    The standard percentage of agarose used to run a DNA gel is usually around 1.0%. A higher agarose percentage enhances the resolution of smaller bands; conversely, a lower agarose percentage gives better resolution and separation of higher-molecular-weight bands. If the wrong percentage is used, it can be difficult to visualize the DNA bands reliably

    截屏2021-09-09 下午9.13.26.png

    % Gel

    Optimum Resolution/ Linear DNA (kb)

    0.5

    30 to 1.0

    0.75

    12 to 0.8

    1.0

    10 to 0.5

    1.2

    7 to 0.4

    1.5

    3 to 0.2

    *For very small parts, 2% gel may be an option. Talk to your instructor about it!*

    2. How does gel casting affect the band resolution?

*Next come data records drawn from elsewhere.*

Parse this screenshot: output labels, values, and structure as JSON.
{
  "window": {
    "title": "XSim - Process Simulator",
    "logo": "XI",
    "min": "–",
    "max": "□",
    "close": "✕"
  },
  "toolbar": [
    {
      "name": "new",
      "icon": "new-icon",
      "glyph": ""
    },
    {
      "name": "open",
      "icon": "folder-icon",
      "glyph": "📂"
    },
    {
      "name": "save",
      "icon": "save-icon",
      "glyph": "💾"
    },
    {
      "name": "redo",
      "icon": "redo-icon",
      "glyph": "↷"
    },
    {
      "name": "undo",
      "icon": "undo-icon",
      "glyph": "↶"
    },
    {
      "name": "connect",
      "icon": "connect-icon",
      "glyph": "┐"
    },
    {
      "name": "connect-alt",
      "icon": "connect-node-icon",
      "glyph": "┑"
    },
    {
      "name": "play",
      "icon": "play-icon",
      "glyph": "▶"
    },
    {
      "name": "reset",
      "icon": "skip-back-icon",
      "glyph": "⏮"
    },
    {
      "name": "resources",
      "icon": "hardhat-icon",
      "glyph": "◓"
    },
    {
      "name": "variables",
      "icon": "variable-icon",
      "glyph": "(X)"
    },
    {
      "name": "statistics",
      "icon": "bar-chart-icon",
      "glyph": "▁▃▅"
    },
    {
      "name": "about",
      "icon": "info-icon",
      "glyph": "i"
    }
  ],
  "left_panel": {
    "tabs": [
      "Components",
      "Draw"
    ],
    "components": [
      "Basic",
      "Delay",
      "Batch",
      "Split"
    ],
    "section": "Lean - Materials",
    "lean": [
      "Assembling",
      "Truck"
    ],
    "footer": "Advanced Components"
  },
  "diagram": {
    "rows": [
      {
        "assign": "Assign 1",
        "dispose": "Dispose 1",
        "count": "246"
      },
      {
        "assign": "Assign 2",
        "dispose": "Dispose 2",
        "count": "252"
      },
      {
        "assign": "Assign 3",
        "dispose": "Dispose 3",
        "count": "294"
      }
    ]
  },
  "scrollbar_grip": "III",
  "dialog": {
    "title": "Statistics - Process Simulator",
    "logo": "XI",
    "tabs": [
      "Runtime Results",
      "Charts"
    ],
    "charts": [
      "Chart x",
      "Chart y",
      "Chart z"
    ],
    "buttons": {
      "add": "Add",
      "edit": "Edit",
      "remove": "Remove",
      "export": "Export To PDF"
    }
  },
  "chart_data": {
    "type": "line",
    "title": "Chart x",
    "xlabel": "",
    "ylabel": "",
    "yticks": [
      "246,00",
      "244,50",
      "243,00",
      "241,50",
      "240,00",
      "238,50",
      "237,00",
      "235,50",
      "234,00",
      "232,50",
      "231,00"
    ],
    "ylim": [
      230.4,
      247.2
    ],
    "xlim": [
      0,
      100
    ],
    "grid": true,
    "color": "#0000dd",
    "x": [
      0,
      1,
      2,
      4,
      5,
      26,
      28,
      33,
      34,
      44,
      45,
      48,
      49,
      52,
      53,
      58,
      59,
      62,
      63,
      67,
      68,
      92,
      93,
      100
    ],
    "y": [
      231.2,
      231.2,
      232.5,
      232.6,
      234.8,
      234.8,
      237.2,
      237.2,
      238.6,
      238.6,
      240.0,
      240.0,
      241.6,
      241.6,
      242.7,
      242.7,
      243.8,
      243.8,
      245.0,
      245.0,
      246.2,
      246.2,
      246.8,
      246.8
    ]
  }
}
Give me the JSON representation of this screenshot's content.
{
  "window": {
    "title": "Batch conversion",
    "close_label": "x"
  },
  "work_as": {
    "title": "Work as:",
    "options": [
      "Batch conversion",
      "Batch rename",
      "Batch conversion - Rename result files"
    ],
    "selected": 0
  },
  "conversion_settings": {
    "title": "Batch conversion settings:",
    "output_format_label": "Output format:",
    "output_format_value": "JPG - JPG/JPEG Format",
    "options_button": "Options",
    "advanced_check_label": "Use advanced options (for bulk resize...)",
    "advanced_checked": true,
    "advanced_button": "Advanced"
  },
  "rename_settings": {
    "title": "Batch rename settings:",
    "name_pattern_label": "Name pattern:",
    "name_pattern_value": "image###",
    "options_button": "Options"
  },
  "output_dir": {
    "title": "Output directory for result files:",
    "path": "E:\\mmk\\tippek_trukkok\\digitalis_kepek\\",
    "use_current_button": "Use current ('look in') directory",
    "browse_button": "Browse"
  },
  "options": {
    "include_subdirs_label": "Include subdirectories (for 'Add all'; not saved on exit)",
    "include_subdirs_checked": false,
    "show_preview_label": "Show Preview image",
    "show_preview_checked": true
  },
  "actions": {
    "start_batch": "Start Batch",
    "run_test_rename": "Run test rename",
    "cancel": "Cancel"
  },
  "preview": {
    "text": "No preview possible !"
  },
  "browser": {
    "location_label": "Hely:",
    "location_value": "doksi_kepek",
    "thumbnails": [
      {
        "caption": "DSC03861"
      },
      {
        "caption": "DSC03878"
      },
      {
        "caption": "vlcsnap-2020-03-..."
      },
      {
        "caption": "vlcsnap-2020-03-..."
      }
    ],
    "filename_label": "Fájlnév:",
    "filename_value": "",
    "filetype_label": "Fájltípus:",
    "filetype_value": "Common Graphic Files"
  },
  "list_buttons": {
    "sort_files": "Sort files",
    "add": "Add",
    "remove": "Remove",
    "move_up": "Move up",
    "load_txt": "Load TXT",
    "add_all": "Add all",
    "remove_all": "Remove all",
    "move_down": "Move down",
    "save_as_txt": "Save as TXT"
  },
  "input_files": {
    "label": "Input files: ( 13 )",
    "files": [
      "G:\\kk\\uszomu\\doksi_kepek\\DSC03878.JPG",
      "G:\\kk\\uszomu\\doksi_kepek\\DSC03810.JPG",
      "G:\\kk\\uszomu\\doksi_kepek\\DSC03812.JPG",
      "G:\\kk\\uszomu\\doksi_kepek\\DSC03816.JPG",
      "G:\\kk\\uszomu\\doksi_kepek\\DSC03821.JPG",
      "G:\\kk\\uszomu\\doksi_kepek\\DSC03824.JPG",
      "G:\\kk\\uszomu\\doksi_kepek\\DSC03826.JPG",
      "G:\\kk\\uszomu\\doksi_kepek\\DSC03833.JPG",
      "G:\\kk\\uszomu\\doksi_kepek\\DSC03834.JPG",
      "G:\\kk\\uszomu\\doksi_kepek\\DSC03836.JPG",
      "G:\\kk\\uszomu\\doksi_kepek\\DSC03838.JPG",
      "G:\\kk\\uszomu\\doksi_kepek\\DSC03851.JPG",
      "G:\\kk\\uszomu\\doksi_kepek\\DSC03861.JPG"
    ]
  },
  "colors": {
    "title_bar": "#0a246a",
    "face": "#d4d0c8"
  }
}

    The recommended thickness for agarose gel is 3–4 mm; a gel thicker than 5mm will result in fuzzy bands and higher staining background. Similarly, the amount of running buffer to cover over the gel in an electrophoresis apparatus is 3–5 mm. Too much buffer will decrease DNA mobility and cause band distortion. The thickness of the comb is also important and significantly affects resolution. A thin comb (1 mm) gives very well-defined bands, while a thick comb gives thick bands leading to reduced resolution.

    3. How much DNA to run (Less is best)

    The minimal quantity of DNA that may be detected is dependent on the stains used. The maximum quantity of DNA in a band that is still clear and well-defined is approximately 100 ng.

    4. What is the right buffer for your agarose gel electrophoresis?

    The two most popular types of buffers for running agarose gels are Tris-acetate with EDTA (TAE) and Tris-borate with EDTA (TBE). For small DNA (<1000 bp), and if there is no plan to extract the DNA, then 1x TBE buffer is recommended. TBE buffer has a high ionic strength and buffering capacity. TAE buffer, together with low field strength (1–2 V/cm), is preferred for separating large DNA (12–15 kb). TAE buffer interacts with agarose, resulting in lower electroendosmosis, larger apparent pore size, and lower field strength compared to agarose gels in TBE buffer. Buffer must be added to the GEL.

    5. Why do I see so many bands?

    Uncut DNA will typically appear to run faster than fully linearized plasmids. Isolated, uncut plasmid should be in the supercoiled form. The use of restriction enzymes will linearize our plasmids.
    (http://bitesizebio.com/13524/how-to-identify-supercoils-nicks-and-circles-in-plasmid-preps/)

    How to identify supercoils, nicks and circles in plasmid preps

    http://arbl.cvmbs.colostate.edu/hbooks/genetics/biotech/gels/supercoils.jpg How different forms of plasmid run on agarose

    DNA Ladder (Quick-Load Purple 1kb Plus DNA Ladder, New England Biolabs)

    https://www.neb.com/products/-/media/catalog/gel-photos/n3200_thumb.gif


    This page titled 12: Appendix V- Common Agarose Gel Questions and Tips is shared under a not declared license and was authored, remixed, and/or curated by Nathan Reyna, Ruth Plymale, & Kristen Johnson.